In addition to Georgia, Mississippi and Vermont, 13 other states have issued RFP without having their governors announce an “opt-in/opt-out” decision to date: Alabama, Colorado, Georgia, Massachusetts, Mississippi, Missouri, New Hampshire, North Carolina, Oklahoma, Pennsylvania, Rhode Island, Vermont and Wisconsin. Of these states, New Hampshire is only state to announce the winner of its procurement—Rivada Networks.

FirstNet released its initial state plans on June 19 and made them actionable, so governors would have the opportunity to “opt-in” to FirstNet early, as well as after the official state plans were released on Sept. 29. Thus far, 23 states—Virginia, Wyoming, Arkansas, Kentucky, Iowa, New Jersey, West Virginia, New Mexico, Michigan, Maine, Montana, Arizona, Kansas, Nevada, Hawaii, Alaska, Tennessee, Nebraska, Maryland, Idaho, Texas and Minnesota—had announced their “opt-in” decisions, as did the U.S. Virgin Islands and Puerto Rico territories.

Of these “opt-in” states and territories, two—Michigan and Arizona—issued an RFP exploring alternative-RAN options before announcing the “opt-in” decision.

AT&T will build the FirstNet RAN in “opt-in” states or territories at no cost to each jurisdiction, although local public-safety entities will be responsible for paying subscription costs and end-user device expenses. However, the law that established FirstNet stipulates that individual public-safety agencies and potential first-responder users are not required to subscribe to the FirstNet service.

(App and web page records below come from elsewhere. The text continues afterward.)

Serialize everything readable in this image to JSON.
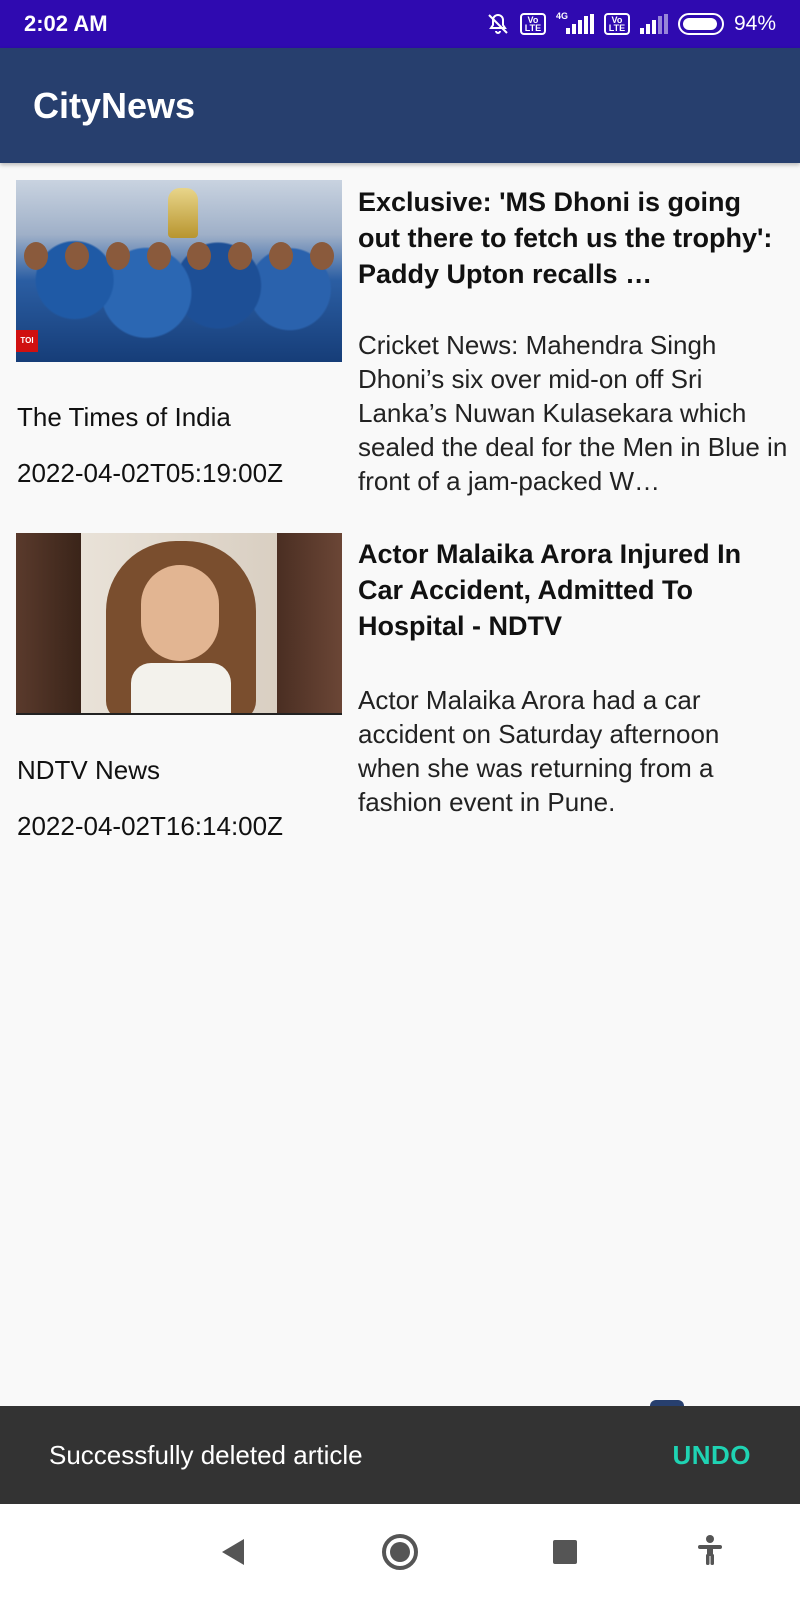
{
  "status_bar": {
    "time": "2:02 AM",
    "battery_pct": "94%",
    "battery_level": 0.94,
    "network_tag": "4G",
    "volte_label": "Vo LTE",
    "icons": [
      "bell-muted-icon",
      "volte-icon",
      "signal-icon",
      "volte-icon",
      "signal-icon",
      "battery-icon"
    ]
  },
  "app_bar": {
    "title": "CityNews"
  },
  "articles": [
    {
      "headline": "Exclusive: 'MS Dhoni is going out there to fetch us the trophy': Paddy Upton recalls …",
      "description": "Cricket News: Mahendra Singh Dhoni’s six over mid-on off Sri Lanka’s Nuwan Kulasekara which sealed the deal for the Men in Blue in front of a jam-packed W…",
      "source": "The Times of India",
      "published": "2022-04-02T05:19:00Z",
      "thumb_badge": "TOI"
    },
    {
      "headline": "Actor Malaika Arora Injured In Car Accident, Admitted To Hospital - NDTV",
      "description": "Actor Malaika Arora had a car accident on Saturday afternoon when she was returning from a fashion event in Pune.",
      "source": "NDTV News",
      "published": "2022-04-02T16:14:00Z"
    }
  ],
  "snackbar": {
    "message": "Successfully deleted article",
    "action": "UNDO",
    "action_color": "#1fd3b3"
  },
  "nav_bar": {
    "buttons": [
      "back-icon",
      "home-icon",
      "recents-icon",
      "accessibility-icon"
    ]
  },
  "colors": {
    "status_bar": "#2f0ab0",
    "app_bar": "#273f6e",
    "background": "#f9f9f9",
    "snackbar": "#333333"
  }
}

AT&T officials have stated that deployment of LTE on the 700 MHz Band 14 spectrum licensed to FirstNet could begin as early as this year in certain parts of the country. Public-safety agencies in “opt-in” states are eligible to sign FirstNet contracts that give first responders priority access across AT&T’s commercial networks immediately and preemptive access by the end of the year.